:: Task description ::
Every line below that mentions the word "Truevia" should be copied out.

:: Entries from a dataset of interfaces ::
******

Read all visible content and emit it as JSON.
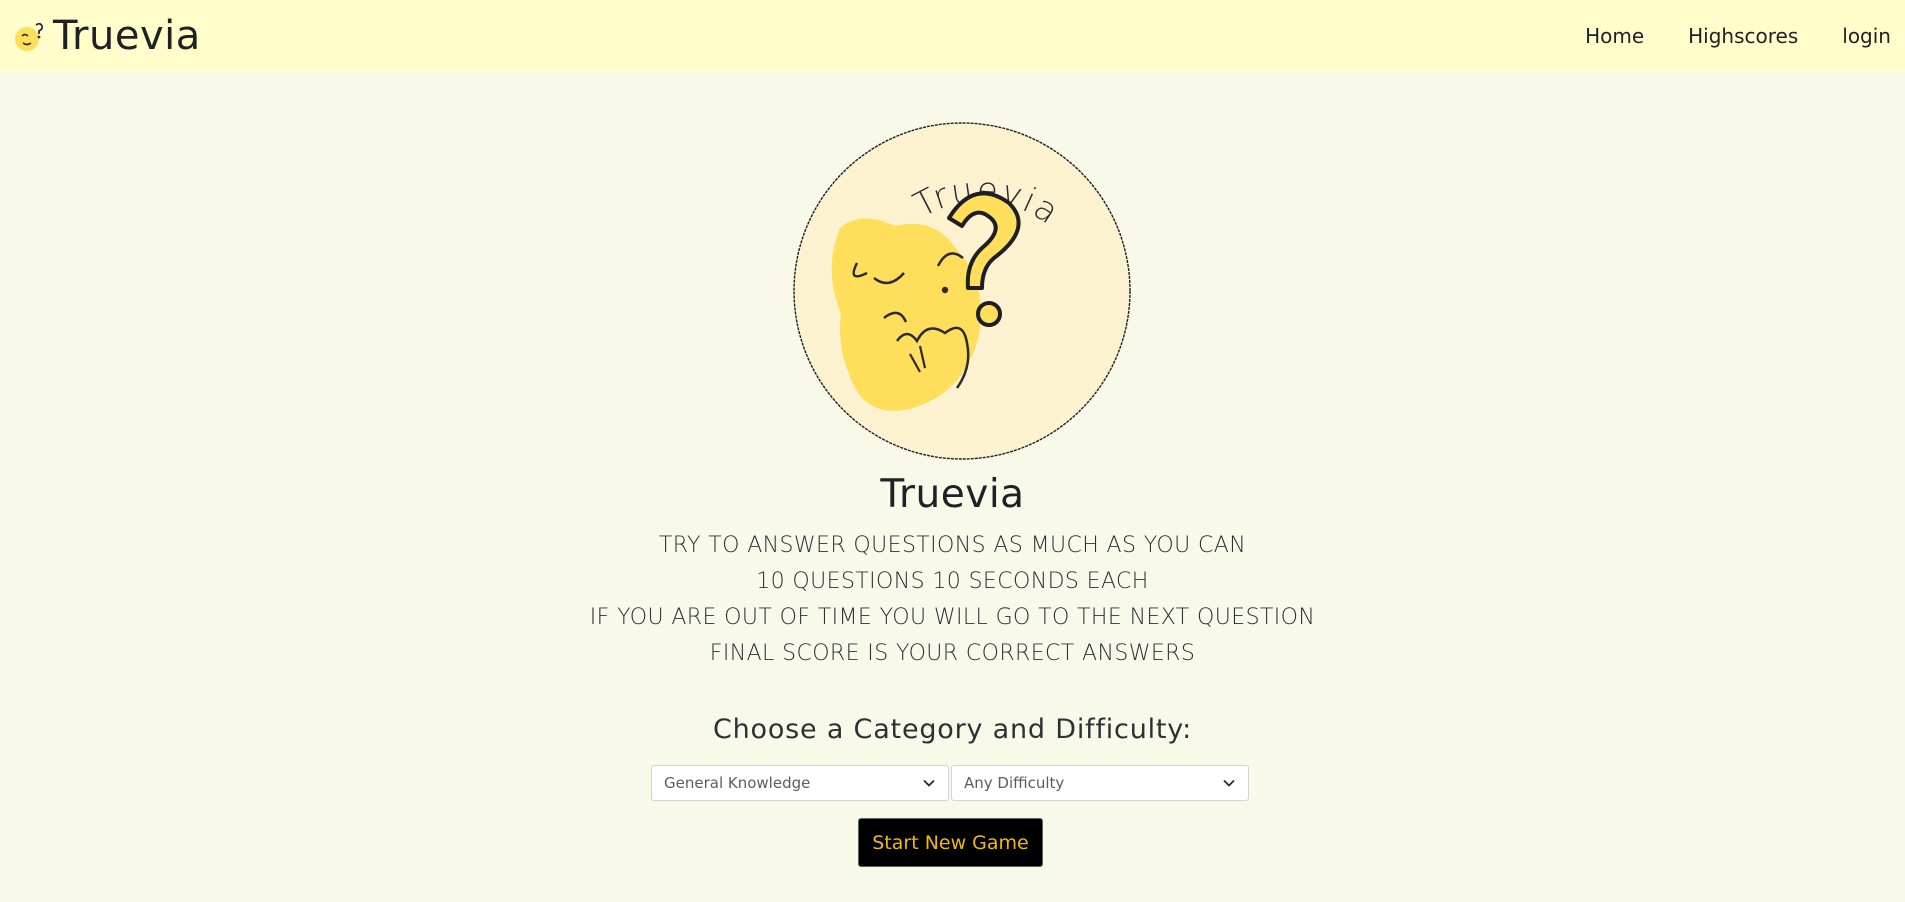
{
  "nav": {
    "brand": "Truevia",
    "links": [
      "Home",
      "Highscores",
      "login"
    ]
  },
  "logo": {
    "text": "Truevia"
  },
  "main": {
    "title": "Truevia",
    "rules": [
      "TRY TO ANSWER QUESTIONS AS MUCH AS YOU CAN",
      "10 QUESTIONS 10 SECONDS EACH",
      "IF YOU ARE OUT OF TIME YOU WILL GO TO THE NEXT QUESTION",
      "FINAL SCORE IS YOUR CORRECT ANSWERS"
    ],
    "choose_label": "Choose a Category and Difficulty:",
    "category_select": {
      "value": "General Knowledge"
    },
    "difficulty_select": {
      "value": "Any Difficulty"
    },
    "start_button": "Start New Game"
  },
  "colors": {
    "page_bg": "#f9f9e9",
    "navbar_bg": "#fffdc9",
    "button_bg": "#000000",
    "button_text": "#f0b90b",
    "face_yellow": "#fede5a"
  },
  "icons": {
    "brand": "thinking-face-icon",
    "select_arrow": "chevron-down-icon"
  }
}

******

:: Finished exercise ::
    "brand": "Truevia",
    "text": "Truevia"
    "title": "Truevia",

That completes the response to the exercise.